Cracking down on Iranians abroad
While the protests following Iran's June election put Facebook and Twitter to use for a legitimate social good, the regime's reaction have shown what a tangled and dangerous World Wide Web we have woven.
From the beginning, intelligence forces used phone and web sources to track down dissidents within Iran . If you were following the Tweets then, you'll know that many outside the country turned their social networking profiles green in solidarity and changed their settings to Tehran to try to confuse intelligence forces.

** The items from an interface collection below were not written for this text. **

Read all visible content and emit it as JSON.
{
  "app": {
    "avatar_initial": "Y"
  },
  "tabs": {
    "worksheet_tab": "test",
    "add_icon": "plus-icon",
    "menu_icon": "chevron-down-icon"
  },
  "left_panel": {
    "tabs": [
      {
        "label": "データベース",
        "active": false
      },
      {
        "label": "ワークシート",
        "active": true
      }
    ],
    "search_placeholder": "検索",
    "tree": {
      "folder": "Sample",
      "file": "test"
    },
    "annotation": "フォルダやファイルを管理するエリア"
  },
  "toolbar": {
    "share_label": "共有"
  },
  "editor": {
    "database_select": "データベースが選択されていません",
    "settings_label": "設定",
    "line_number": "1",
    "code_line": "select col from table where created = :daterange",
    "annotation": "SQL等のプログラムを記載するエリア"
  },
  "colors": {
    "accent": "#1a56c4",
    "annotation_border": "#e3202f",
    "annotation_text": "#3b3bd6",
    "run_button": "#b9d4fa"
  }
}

But showing support online or attending protests abroad still got Iranians living outside of the country in trouble, according to the Wall Street Journal. While an Iranian official obviously denies it, the WSJ collected a number of similar stories of family members of people protesting abroad being arrested in Iran, of threatening e-mails, of forced Facebook and e-mail searches when Iranians visited the country.
The WSJ compares this situation to Iran's Islamic revolution 30 years ago, which expats supported and gave global legitimacy to. Today the Internet has facilitated both support for the movement and the reaction to it.
The situation makes me think about how small and interconnected our world has become. Information, economics, terrorism, war and peace, natural resources are all global issues. Much has to be dealt with at a local level, but I wish there would be a stronger body of international democracy. Pope Benedict called for an international economic body with teeth in his social encyclical, "Caritas en Veritate," and I'm sure we could use more than that.
I hardly expect that to happen, but at least those of us with freedom can support others fighting for democracy abroad.